The power of the Compassionate Leader community to transform young lives is evident in the group numbers and grounded thoughtful disposition of the teenagers. While the group started with eight high school girls in 2011, today, all schools in Idaho’s Blaine County (home to Sun Valley Community School, Wood River High School, The Sage School, Silver Creek High School, and Carey High School including homeschooling) are represented among the 58 students, many of whom are boys. Joe is clear that mindfulness meditation has transformed his life. He says, “I am a completely different person than I was a year ago since I started a regular practice of my own. The group is the singular most life-changing thing I’ve been a part of.” Isaac says he’s more approachable after three years in the program and adds, “I’ve learned to listen.” Andrea knows how to turn a bad day into a positive one using the power of her thinking. And Darby, now in college, is deeply aware of her shared humanity with those around her, no matter their background.  

The Compassionate Leaders are an example of how our Mountain West can foster compassionate young citizenship who will benefit our communities and planet. Kim, for example, had never been to the Sawtooth Mountains until joining the Flourish Foundation. She says, “I live 1.5 hours from the mountains, and I had never been exposed to them.
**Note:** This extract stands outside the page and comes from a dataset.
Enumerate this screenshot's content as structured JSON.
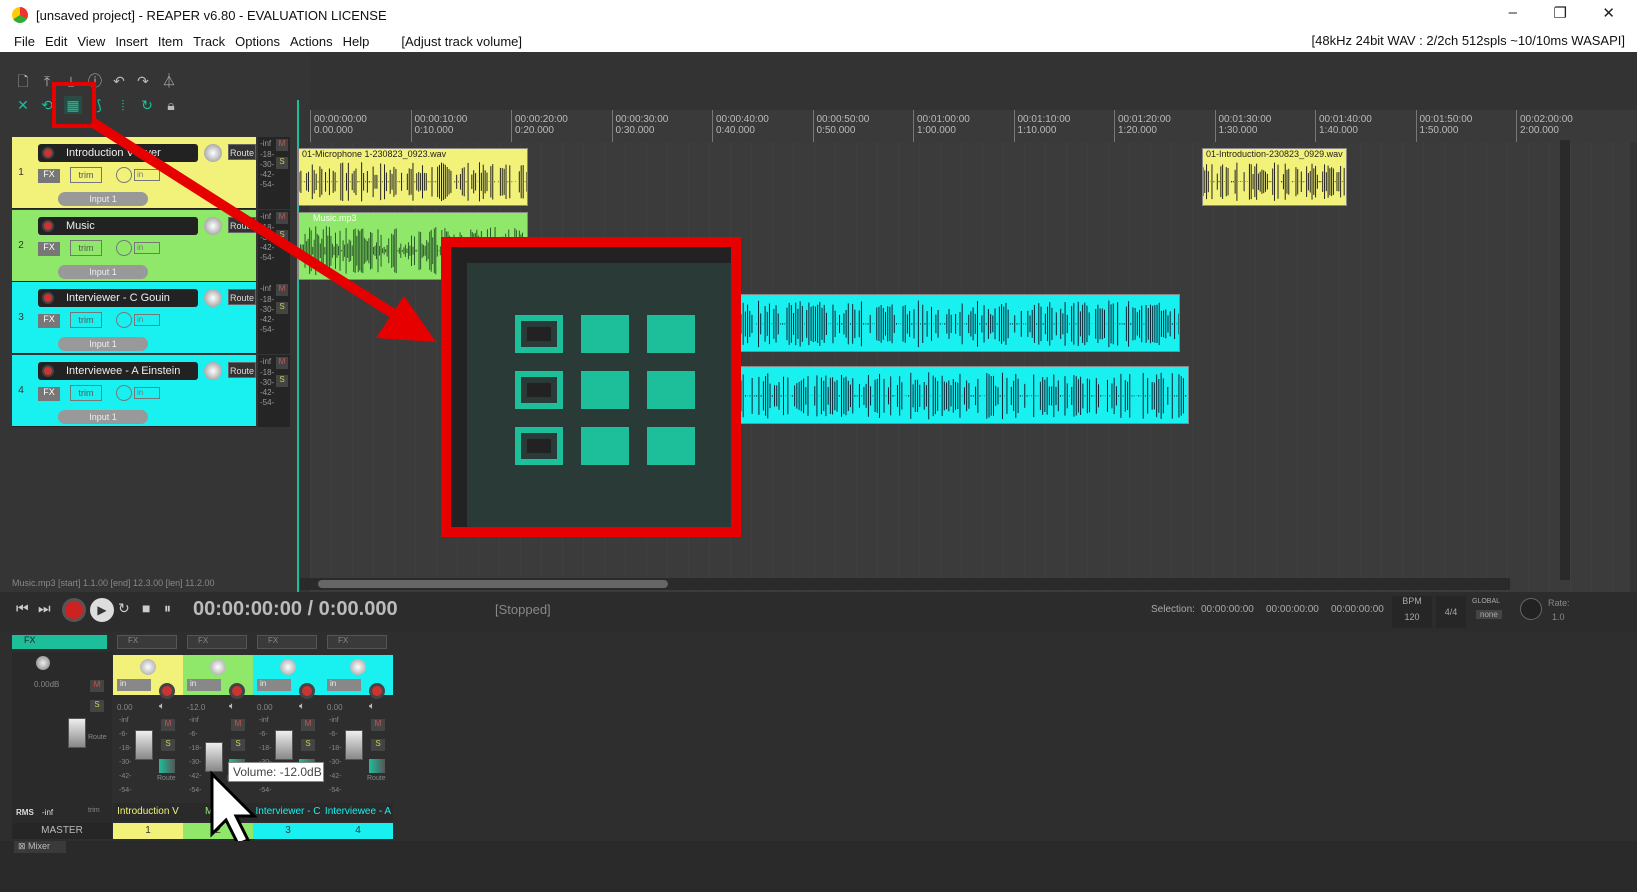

Backpacking in my backyard opened my eyes to the amazing beauty and opportunities that exist here.” She now feels connected to the mountains and values our wild spaces at a personal level.  

The cultivation of heart and mind has inspired positive change at a global scale for thousands of years. Ryan Redman, the Executive Director of the Flourish Foundation, reminds us “Our minds are malleable. Hostility, greed, and self-centeredness exist only in our mind. Unless we make a concerted effort to uproot these ways of viewing ourselves and the world, even the policy, technology, and innovation we create will ultimately put us back in the same place.” So, jump in and create your own “Kind Mischief.” Service-oriented activities that direct our mischievous nature to build human connection and altruism.  

Mindfulness has been practiced for thousands of years in the East and is now becoming popular in the West. While there are pockets of mindfulness programs in the Mountain West, the Flourish Foundation is a pioneer – creating a substantial, year-round youth program.  

  • The Teton Valley School District is teaching Flourish Foundation curriculum supported by St. John’s Medical Center in Jackson, Wyoming. 
  • Cheyenne Mountain High School in Colorado Springs, CO offers a weekly Mindfulness Club and related workshops to students.  
  • The Granite, Salt Lake City, and Davis County School Districts in Utah offer mindfulness workshops to students.  
  • As of 2016, at least 40 Denver schools were weaving mindfulness into the school day.  
  • Students at North Middle School in Aurora in Colorado are using mindfulness techniques to change their behavior. 
  • Many colleges and universities are beginning to offer meditation classes and programs to support mental health. Examples, the University of Redlands, CA; Naropa University, Boulder, CO; University of Washington, Seattle, WA; University of Oregon, Eugene, OR. 

Flourish Stats: 

  • The Flourish Foundation also teaches mindfulness to 5th graders in Blaine County.
  • During the 2017-18 school year, Flourish educational programs reached 54 classrooms.
  • Over the past 8 years, 7,655 students and adults have benefited from Flourish Programs supporting them in Cultivating Healthy Habits of Mind

flourishfoundation.org